- Dataset records
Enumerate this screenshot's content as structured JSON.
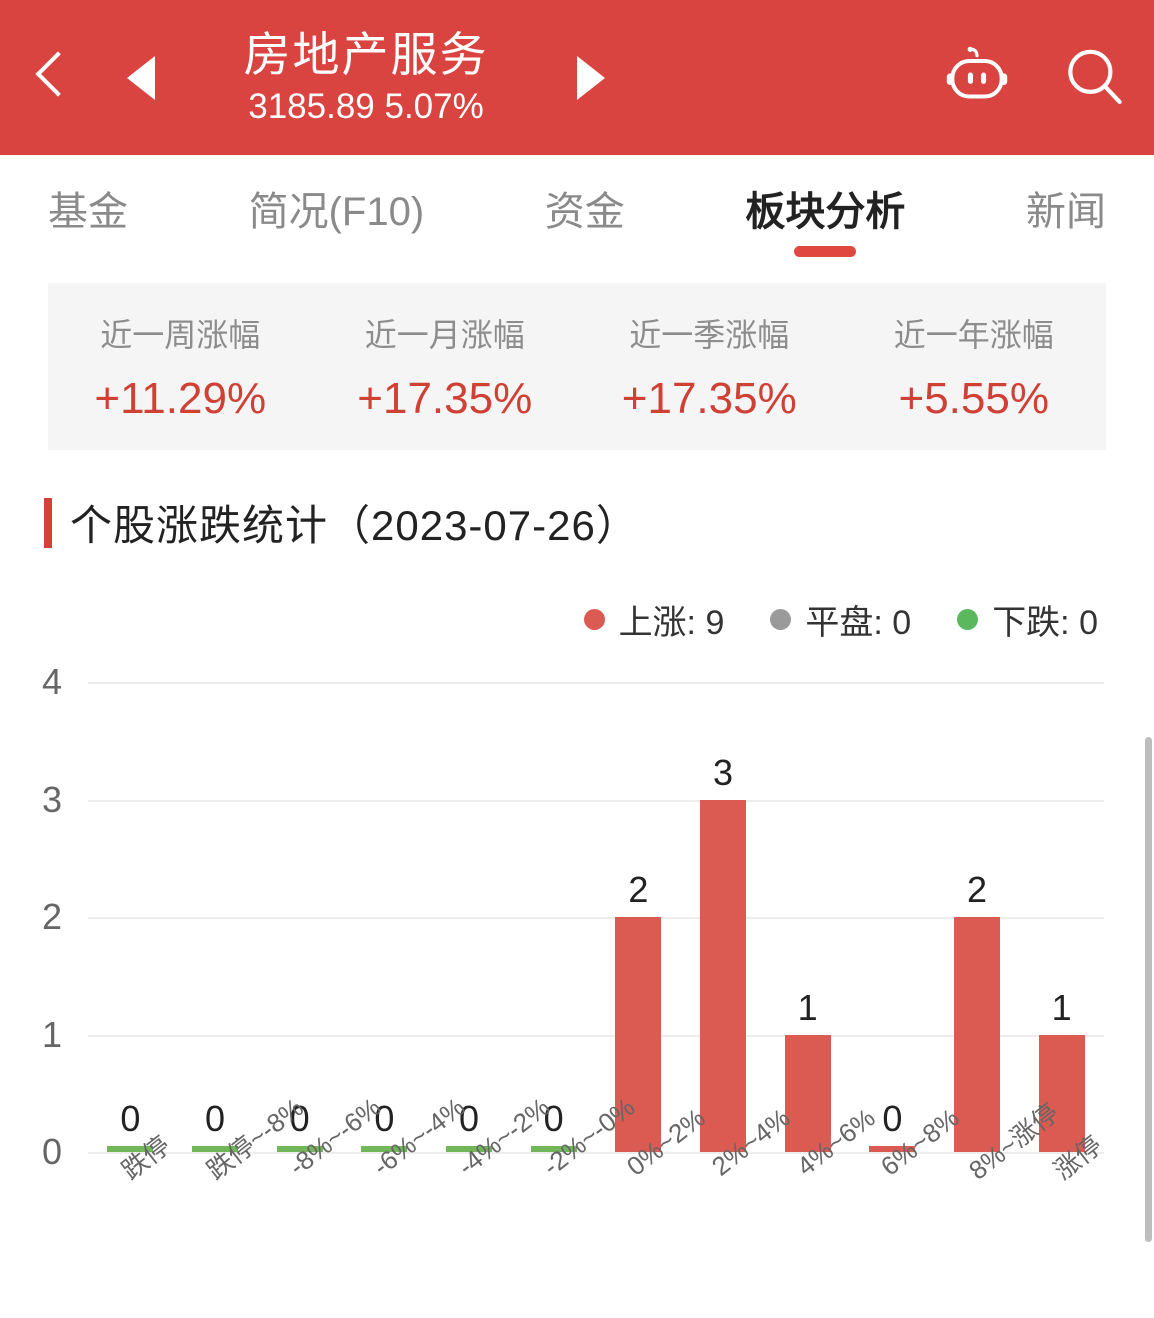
{
  "header": {
    "back_icon": "chevron-left-icon",
    "prev_icon": "triangle-left-icon",
    "next_icon": "triangle-right-icon",
    "robot_icon": "robot-assistant-icon",
    "search_icon": "search-icon",
    "title": "房地产服务",
    "subtitle": "3185.89 5.07%",
    "bg_color": "#d94440"
  },
  "tabs": [
    {
      "label": "基金",
      "active": false
    },
    {
      "label": "简况(F10)",
      "active": false
    },
    {
      "label": "资金",
      "active": false
    },
    {
      "label": "板块分析",
      "active": true
    },
    {
      "label": "新闻",
      "active": false
    }
  ],
  "stats": [
    {
      "label": "近一周涨幅",
      "value": "+11.29%"
    },
    {
      "label": "近一月涨幅",
      "value": "+17.35%"
    },
    {
      "label": "近一季涨幅",
      "value": "+17.35%"
    },
    {
      "label": "近一年涨幅",
      "value": "+5.55%"
    }
  ],
  "section": {
    "title": "个股涨跌统计（2023-07-26）"
  },
  "legend": [
    {
      "label": "上涨: 9",
      "color": "#db5a52"
    },
    {
      "label": "平盘: 0",
      "color": "#9a9a9a"
    },
    {
      "label": "下跌: 0",
      "color": "#5cb85c"
    }
  ],
  "colors": {
    "up": "#db5a52",
    "flat": "#9a9a9a",
    "down": "#72b65a",
    "accent": "#d43f3a",
    "panel": "#f5f5f5"
  },
  "chart_data": {
    "type": "bar",
    "title": "个股涨跌统计（2023-07-26）",
    "xlabel": "",
    "ylabel": "",
    "ylim": [
      0,
      4
    ],
    "yticks": [
      0,
      1,
      2,
      3,
      4
    ],
    "grid": true,
    "legend_position": "top-right",
    "categories": [
      "跌停",
      "跌停~-8%",
      "-8%~-6%",
      "-6%~-4%",
      "-4%~-2%",
      "-2%~-0%",
      "0%~2%",
      "2%~4%",
      "4%~6%",
      "6%~8%",
      "8%~涨停",
      "涨停"
    ],
    "values": [
      0,
      0,
      0,
      0,
      0,
      0,
      2,
      3,
      1,
      0,
      2,
      1
    ],
    "bar_colors": [
      "#72b65a",
      "#72b65a",
      "#72b65a",
      "#72b65a",
      "#72b65a",
      "#72b65a",
      "#db5a52",
      "#db5a52",
      "#db5a52",
      "#db5a52",
      "#db5a52",
      "#db5a52"
    ],
    "data_labels": [
      "0",
      "0",
      "0",
      "0",
      "0",
      "0",
      "2",
      "3",
      "1",
      "0",
      "2",
      "1"
    ],
    "legend": [
      {
        "name": "上涨",
        "value": 9,
        "color": "#db5a52"
      },
      {
        "name": "平盘",
        "value": 0,
        "color": "#9a9a9a"
      },
      {
        "name": "下跌",
        "value": 0,
        "color": "#5cb85c"
      }
    ]
  }
}
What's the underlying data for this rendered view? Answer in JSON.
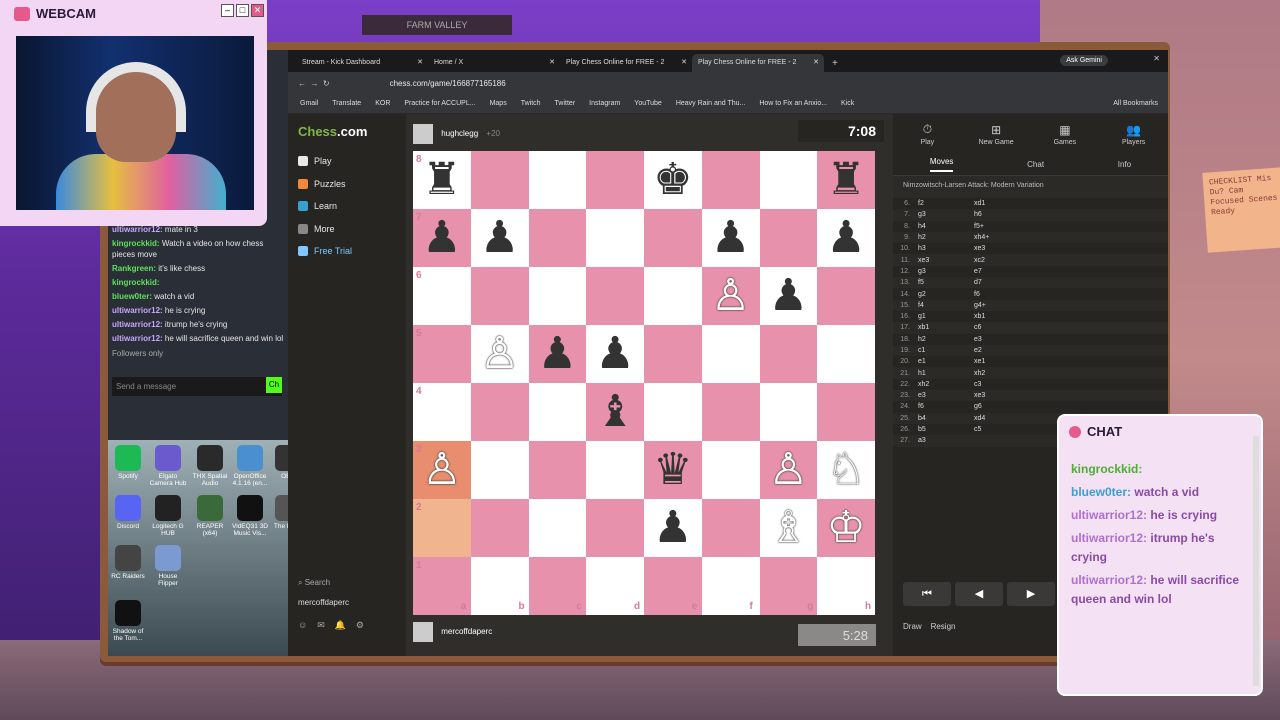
{
  "webcam": {
    "title": "WEBCAM"
  },
  "stream_chat": {
    "lines": [
      {
        "user": "ultiwarrior12:",
        "text": "mate in 3"
      },
      {
        "user": "kingrockkid:",
        "text": "Watch a video on how chess pieces move"
      },
      {
        "user": "Rankgreen:",
        "text": "it's like chess"
      },
      {
        "user": "kingrockkid:",
        "text": ""
      },
      {
        "user": "bluew0ter:",
        "text": "watch a vid"
      },
      {
        "user": "ultiwarrior12:",
        "text": "he is crying"
      },
      {
        "user": "ultiwarrior12:",
        "text": "itrump he's crying"
      },
      {
        "user": "ultiwarrior12:",
        "text": "he will sacrifice queen and win lol"
      }
    ],
    "followers": "Followers only",
    "send": "Send a message",
    "chat_btn": "Ch"
  },
  "desktop_icons": [
    {
      "label": "Spotify",
      "color": "#1db954"
    },
    {
      "label": "Elgato Camera Hub",
      "color": "#6a5acd"
    },
    {
      "label": "THX Spatial Audio",
      "color": "#2a2a2a"
    },
    {
      "label": "OpenOffice 4.1.16 (en...",
      "color": "#4a90d0"
    },
    {
      "label": "OBS",
      "color": "#333"
    },
    {
      "label": "Discord",
      "color": "#5865f2"
    },
    {
      "label": "Logitech G HUB",
      "color": "#222"
    },
    {
      "label": "REAPER (x64)",
      "color": "#3a6a3a"
    },
    {
      "label": "VidEQ31 3D Music Vis...",
      "color": "#111"
    },
    {
      "label": "The Party",
      "color": "#555"
    },
    {
      "label": "RC Raiders",
      "color": "#444"
    },
    {
      "label": "House Flipper",
      "color": "#7a9ad0"
    },
    {
      "label": "Shadow of the Tom...",
      "color": "#111"
    }
  ],
  "browser": {
    "tabs": [
      {
        "label": "Stream - Kick Dashboard"
      },
      {
        "label": "Home / X"
      },
      {
        "label": "Play Chess Online for FREE - 2"
      },
      {
        "label": "Play Chess Online for FREE - 2"
      }
    ],
    "gemini": "Ask Gemini",
    "url": "chess.com/game/166877165186",
    "bookmarks": [
      "Gmail",
      "Translate",
      "KOR",
      "Practice for ACCUPL...",
      "Maps",
      "Twitch",
      "Twitter",
      "Instagram",
      "YouTube",
      "Heavy Rain and Thu...",
      "How to Fix an Anxio...",
      "Kick"
    ],
    "all_bookmarks": "All Bookmarks"
  },
  "chess": {
    "logo": "Chess",
    "logo_suffix": ".com",
    "nav": [
      {
        "label": "Play",
        "color": "#e8e8e8"
      },
      {
        "label": "Puzzles",
        "color": "#f08a3a"
      },
      {
        "label": "Learn",
        "color": "#3aa0d0"
      },
      {
        "label": "More",
        "color": "#888"
      },
      {
        "label": "Free Trial",
        "color": "#7ec8ff"
      }
    ],
    "search": "Search",
    "me": "mercoffdaperc",
    "opponent": {
      "name": "hughclegg",
      "rating": "+20"
    },
    "opponent_clock": "7:08",
    "player": {
      "name": "mercoffdaperc"
    },
    "player_clock": "5:28",
    "panel_tabs": [
      "Play",
      "New Game",
      "Games",
      "Players"
    ],
    "sub_tabs": [
      "Moves",
      "Chat",
      "Info"
    ],
    "opening": "Nimzowitsch-Larsen Attack: Modern Variation",
    "moves": [
      {
        "n": "6.",
        "w": "f2",
        "b": "xd1"
      },
      {
        "n": "7.",
        "w": "g3",
        "b": "h6"
      },
      {
        "n": "8.",
        "w": "h4",
        "b": "f5+"
      },
      {
        "n": "9.",
        "w": "h2",
        "b": "xh4+"
      },
      {
        "n": "10.",
        "w": "h3",
        "b": "xe3"
      },
      {
        "n": "11.",
        "w": "xe3",
        "b": "xc2"
      },
      {
        "n": "12.",
        "w": "g3",
        "b": "e7"
      },
      {
        "n": "13.",
        "w": "f5",
        "b": "d7"
      },
      {
        "n": "14.",
        "w": "g2",
        "b": "f6"
      },
      {
        "n": "15.",
        "w": "f4",
        "b": "g4+"
      },
      {
        "n": "16.",
        "w": "g1",
        "b": "xb1"
      },
      {
        "n": "17.",
        "w": "xb1",
        "b": "c6"
      },
      {
        "n": "18.",
        "w": "h2",
        "b": "e3"
      },
      {
        "n": "19.",
        "w": "c1",
        "b": "e2"
      },
      {
        "n": "20.",
        "w": "e1",
        "b": "xe1"
      },
      {
        "n": "21.",
        "w": "h1",
        "b": "xh2"
      },
      {
        "n": "22.",
        "w": "xh2",
        "b": "c3"
      },
      {
        "n": "23.",
        "w": "e3",
        "b": "xe3"
      },
      {
        "n": "24.",
        "w": "f6",
        "b": "g6"
      },
      {
        "n": "25.",
        "w": "b4",
        "b": "xd4"
      },
      {
        "n": "26.",
        "w": "b5",
        "b": "c5"
      },
      {
        "n": "27.",
        "w": "a3",
        "b": ""
      }
    ],
    "draw": "Draw",
    "resign": "Resign",
    "ranks": [
      "8",
      "7",
      "6",
      "5",
      "4",
      "3",
      "2",
      "1"
    ],
    "files": [
      "a",
      "b",
      "c",
      "d",
      "e",
      "f",
      "g",
      "h"
    ],
    "pieces": [
      {
        "sq": "a8",
        "p": "♜",
        "c": "b"
      },
      {
        "sq": "e8",
        "p": "♚",
        "c": "b"
      },
      {
        "sq": "h8",
        "p": "♜",
        "c": "b"
      },
      {
        "sq": "a7",
        "p": "♟",
        "c": "b"
      },
      {
        "sq": "b7",
        "p": "♟",
        "c": "b"
      },
      {
        "sq": "f7",
        "p": "♟",
        "c": "b"
      },
      {
        "sq": "h7",
        "p": "♟",
        "c": "b"
      },
      {
        "sq": "f6",
        "p": "♙",
        "c": "w"
      },
      {
        "sq": "g6",
        "p": "♟",
        "c": "b"
      },
      {
        "sq": "b5",
        "p": "♙",
        "c": "w"
      },
      {
        "sq": "c5",
        "p": "♟",
        "c": "b"
      },
      {
        "sq": "d5",
        "p": "♟",
        "c": "b"
      },
      {
        "sq": "d4",
        "p": "♝",
        "c": "b"
      },
      {
        "sq": "a3",
        "p": "♙",
        "c": "w"
      },
      {
        "sq": "e3",
        "p": "♛",
        "c": "b"
      },
      {
        "sq": "g3",
        "p": "♙",
        "c": "w"
      },
      {
        "sq": "h3",
        "p": "♘",
        "c": "w"
      },
      {
        "sq": "e2",
        "p": "♟",
        "c": "b"
      },
      {
        "sq": "g2",
        "p": "♗",
        "c": "w"
      },
      {
        "sq": "h2",
        "p": "♔",
        "c": "w"
      }
    ]
  },
  "overlay_chat": {
    "title": "CHAT",
    "messages": [
      {
        "user": "kingrockkid:",
        "text": "",
        "cls": "u1"
      },
      {
        "user": "bluew0ter:",
        "text": "watch a vid",
        "cls": "u2"
      },
      {
        "user": "ultiwarrior12:",
        "text": "he is crying",
        "cls": "u3"
      },
      {
        "user": "ultiwarrior12:",
        "text": "itrump he's crying",
        "cls": "u3"
      },
      {
        "user": "ultiwarrior12:",
        "text": "he will sacrifice queen and win lol",
        "cls": "u3"
      }
    ]
  },
  "note": "CHECKLIST Mis Du? Cam Focused Scenes Ready",
  "sign": "FARM VALLEY"
}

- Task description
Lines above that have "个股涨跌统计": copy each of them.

- Answer area
    "title": "个股涨跌统计（2023-07-26）"
    "title": "个股涨跌统计（2023-07-26）",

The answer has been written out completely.